When something goes wrong: Protecting your rights
- 1 When something goes wrong: Protecting your rights
- 2 The bottom line
Even the best laid plans can fail. No matter how carefully you plan and how proactive you are, it is possible that you might run into problems traveling with a disability. That’s why it’s imperative that you know what to do when something goes wrong so you can go about protecting your rights.
Airlines can refuse transportation if they determine that a would-be passenger’s presence would endanger the safety or health of other passengers, or that transporting the passenger would violate the safety rules of the FAA. This usually intersects with the rights of people with disabilities when airline personnel determine that a passenger cannot assist themselves adequately.

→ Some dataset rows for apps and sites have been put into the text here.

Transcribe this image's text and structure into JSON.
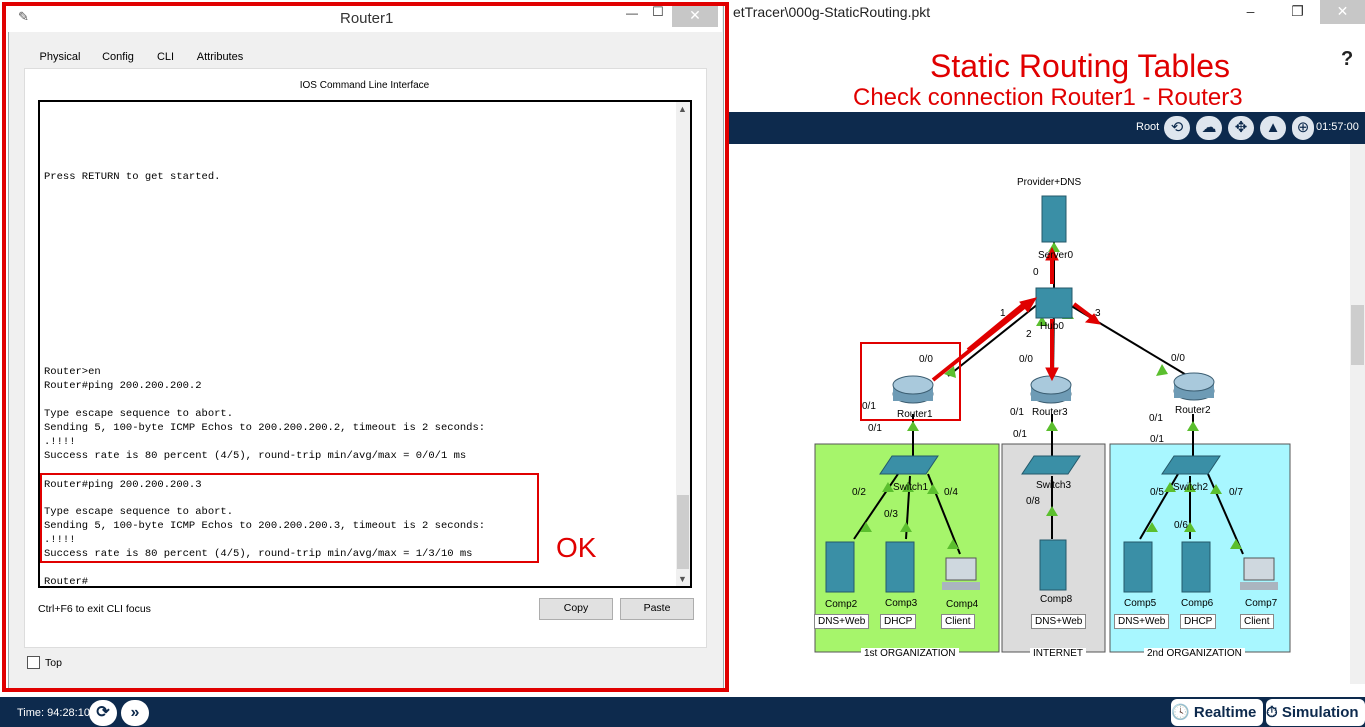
{
  "app": {
    "title": "etTracer\\000g-StaticRouting.pkt",
    "minimize": "–",
    "restore": "❐",
    "close": "✕"
  },
  "annotation": {
    "title": "Static Routing Tables",
    "subtitle": "Check connection Router1 - Router3",
    "ok": "OK"
  },
  "toolbar": {
    "root": "Root",
    "clock": "01:57:00",
    "help": "?",
    "icons": [
      "back-icon",
      "cloud-icon",
      "move-icon",
      "background-icon",
      "network-icon"
    ]
  },
  "dialog": {
    "title": "Router1",
    "tabs": [
      "Physical",
      "Config",
      "CLI",
      "Attributes"
    ],
    "active_tab": "CLI",
    "heading": "IOS Command Line Interface",
    "cli_lines": [
      "Press RETURN to get started.",
      "Router>en",
      "Router#ping 200.200.200.2",
      "",
      "Type escape sequence to abort.",
      "Sending 5, 100-byte ICMP Echos to 200.200.200.2, timeout is 2 seconds:",
      ".!!!!",
      "Success rate is 80 percent (4/5), round-trip min/avg/max = 0/0/1 ms",
      "",
      "Router#ping 200.200.200.3",
      "",
      "Type escape sequence to abort.",
      "Sending 5, 100-byte ICMP Echos to 200.200.200.3, timeout is 2 seconds:",
      ".!!!!",
      "Success rate is 80 percent (4/5), round-trip min/avg/max = 1/3/10 ms",
      "",
      "Router#"
    ],
    "hint": "Ctrl+F6 to exit CLI focus",
    "copy": "Copy",
    "paste": "Paste",
    "top": "Top"
  },
  "topology": {
    "server_top": "Provider+DNS",
    "server0": "Server0",
    "hub": "Hub0",
    "routers": [
      "Router1",
      "Router3",
      "Router2"
    ],
    "switches": [
      "Switch1",
      "Switch3",
      "Switch2"
    ],
    "comps": [
      "Comp2",
      "Comp3",
      "Comp4",
      "Comp8",
      "Comp5",
      "Comp6",
      "Comp7"
    ],
    "roles": [
      "DNS+Web",
      "DHCP",
      "Client",
      "DNS+Web",
      "DNS+Web",
      "DHCP",
      "Client"
    ],
    "ports": [
      "0",
      "1",
      "2",
      "3",
      "0/0",
      "0/0",
      "0/0",
      "0/1",
      "0/1",
      "0/1",
      "0/1",
      "0/1",
      "0/1",
      "0/2",
      "0/3",
      "0/4",
      "0/8",
      "0/5",
      "0/6",
      "0/7"
    ],
    "areas": [
      "1st ORGANIZATION",
      "INTERNET",
      "2nd ORGANIZATION"
    ]
  },
  "status": {
    "time": "Time: 94:28:10",
    "realtime": "Realtime",
    "simulation": "Simulation"
  }
}
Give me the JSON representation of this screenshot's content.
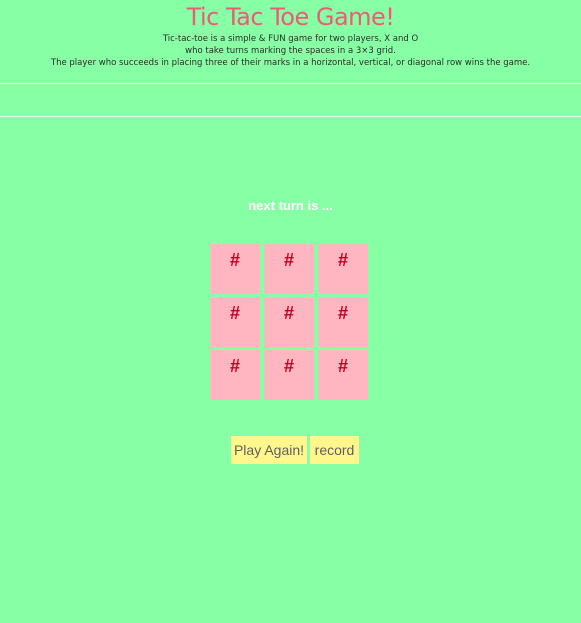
{
  "header": {
    "title": "Tic Tac Toe Game!",
    "desc_line1": "Tic-tac-toe is a simple & FUN game for two players, X and O",
    "desc_line2": "who take turns marking the spaces in a 3×3 grid.",
    "desc_line3": "The player who succeeds in placing three of their marks in a horizontal, vertical, or diagonal row wins the game."
  },
  "status": {
    "turn_text": "next turn is ..."
  },
  "board": {
    "cells": [
      "#",
      "#",
      "#",
      "#",
      "#",
      "#",
      "#",
      "#",
      "#"
    ]
  },
  "buttons": {
    "play_again": "Play Again!",
    "record": "record"
  },
  "colors": {
    "background": "#87ffa5",
    "title": "#ee5b78",
    "cell": "#ffb6c1",
    "cell_text": "#c4001f",
    "button": "#fff68c"
  }
}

Airline personnel cannot ask about your specific disability. They can, however, ask questions about your ability to perform specific tasks and functions that are directly related to air travel, such as walking through the airport, boarding, or deplaning. Having difficulty with one or all of these tasks is not enough for a carrier to refuse you the right to travel. Instead, the airline must be able to specifically point to how your presence on board would affect the safety of all of the passengers.
Unfortunately, they can deny you the ability to board, and they don’t have to give you the reason until the next day. If you think the airline is violating your rights and/or breaking the law, and you have been unable to resolve the matter after discussing it with airline personnel, it is critical that you take other steps protecting your rights.
Protecting your rights: ask to speak with the Complaints Resolution Official (CRO)
All airlines are required to have a Complaints Resolution Official (CRO). This is someone who is always available immediately to resolve disagreements. You have the right to speak to a CRO, who has authority to resolve complaints on behalf of the airline, if you feel the airline is not following the ACAA rules.
It is the job of the CRO to know the ACAA’s requirements and its implementing regulations inside and out. They are also tasked with knowing each of the airline’s disability procedures. The CRO has the authority to resolve complaints and speak for the airline, and can overrule decisions made by other personnel, with the exception of decisions based on safety considerations made by the pilot-in-command of an aircraft.
If the CRO receives a complaint before the airline takes action (or fails to take action) resulting in a violation of the ACAA, the CRO is required to take any action or direct others to take any action needed to ensure compliance. If there has already been a violation and the CRO agrees, he or she must set forth the facts in a written statement including details of what steps the airline proposes to take in response to the violation. All CROs know that these statements are an essential piece of the legal steps you as a person with disabilities must take in protecting your rights, so they will know to make their statement as detailed as possible. However, if the statement seems to lack detail, tell them to elaborate.
If the CRO finds that there was no violation of the ACAA, he or she must provide a written statement including the facts and the reasons for his or her decision. This written statement must inform the passenger about his or her right to pursue enforcement from the Department of Transportation (DOT). Ideally the statement should be provided to the passenger on the spot at the airport, but in any case it must be provided within 30 calendar days.
Protecting your rights: ask the CRO to confirm his/her decision with the pilot
Because the pilot does have the last word on safety matters, asking the CRO to confirm his or her decision with the pilot is the next step in protecting your rights. You may even force a reconsideration of the matter.
Protecting your rights: complain in writing to the carrier
You should complain in writing immediately if your issue is not resolved, but in any cause you must complain within 45 days or the airline is no longer required to respond. Written complaints can be transmitted in any form, including electronic message, email, fax, or letter. In your complaint, state whether you contacted a CRO, and provide that person’s name, the date you contacted them, and any written response you received. Remember that following these rules and adhering to the deadlines is essential to protecting your rights.
The airline must respond within 30 days with a written response admitting or denying that a violation occurred. The response must include a summary of the facts. If they admit a violation occurred, the response should also detail the corrective steps that will be taken. If they deny that a violation occurred, the response should set forth the reasons for their decision. Any response must also inform you of the right to pursue enforcement by the DOT.
Contact the DOT
If you are not satisfied with the airline’s response, contact the DOT’s consumer protection hotline at 1-800-778-4838 (voice) or 1-800-455-9880 (TTY). It is open from 9:00 AM to 5:00 PM Eastern time, Monday through Friday, except federal holidays. The hotline offers consumer information about the rights of disabled air travelers.
If you think that an airline has violated the ACAA or any of its implementing regulations, you must seek assistance or file an informal complaint with the DOT within six months of the incident. You can do this two ways:
Visit the DOT’s Office of Aviation Enforcement and Proceedings – Aviation Consumer Protection Division at www.dot.gov/airconsumer/file-consumer-complaint and select “Disability and Discrimination Complaints,” or
Aviation Consumer Protection Division
U.S. Department of Transportation
1200 New Jersey Ave, SE
Washington, DC 20590
No one wants to feel unwelcome, or that they can’t freely travel as they wish. Know your rights before you fly, and plan ahead when you’re traveling. This is sound advice for anyone, but it is especially important for people with disabilities.